Ever heard of Venturi? Maybe not, but even if you havenâ€™t, just look at itâ€¦
It was back in 1984 when two French car designers, Gerard Godfroy and Claude Poiraud, showed off their first car design, called Ventury. People liked it, so they took things further. They started working on putting it in production, using bits from the French car industry parts bin: a Peugeot 505 engine, for example, and Renault Fuego windows.
Launched under the MVS banner, things grew quickly. Enthusiastic customers wanted more power, so they launched a 2.5-litre V6 turbo version. By 1987, they were building four cars a week. Come 1991, after dropping the MVS bit and becoming simply â€˜Venturiâ€™, they moved to a new factory, launched a racy special and a one-make race series, entered F1 and, a few years later, entered seven Venturi 500LMs in the Le Mans 24 Hours. Wow.
The racing activities created 1994â€™s 400GT, the most powerful French car ever at the time of its release, and actually the worldâ€™s first production car with carbon brakes as standard. But that wasnâ€™t the only car on Venturiâ€™s launch list: in 1994, it also launched the Atlantique 300.
Again, it was the work of Godfroy, and he created it in just six months. The base car was more of a cruiser than a performance car, with a 3.0-litre 24-valuve Peugeot V6 engine producing a smooth 210hp. But at the top of the range lay a very different beast â€“ a 285hp Biturbo model, rather like the one weâ€™ve spotted here.
Itâ€™s a beautiful machine, whose suave mid-90s design has stood the test of time well. To these eyes, itâ€™s part Lotus Esprit, part Ferrari 355, and all kinds of beautiful. The colourâ€™s called Hunter Green and it has a sand interior with rich dark walnut trim. We fell for it the moment we spotted it.
As did the person whoâ€™s owned it for the past decade, and clearly cherished it â€“ thatâ€™s why itâ€™s done just 55,000 miles. This looks a sound machine and a super investment for such a rare and special car, one that a contemporary review said was more relaxing, smoother-riding, better-built and quieter than the Lotus Esprit V8 it was tested against.
Why is it rare? Because Venturi had, by the mid-90s, over-extended itself. It went bankrupt, after running out of cash. A Thai consortium bought it and tried to turn it around, but failed. Leaving the Atlantique as one of the last major cars from this fascinating brand.
Venturi is still around, competing in Formula E racing and making crazy electric cars such as the 300hp Fetish roadster.
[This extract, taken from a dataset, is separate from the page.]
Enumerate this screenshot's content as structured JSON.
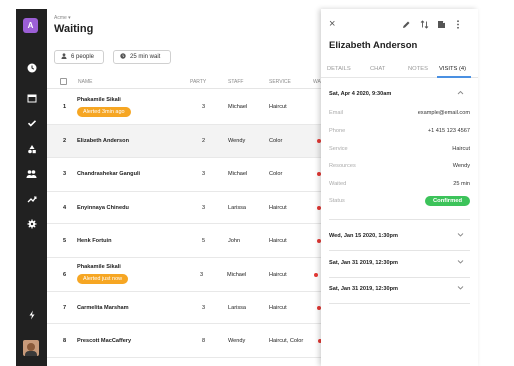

But the 1990s will always be its most fascinating period. Why not take the opportunity to grab a bit of it with this wonderful Atlantique 300?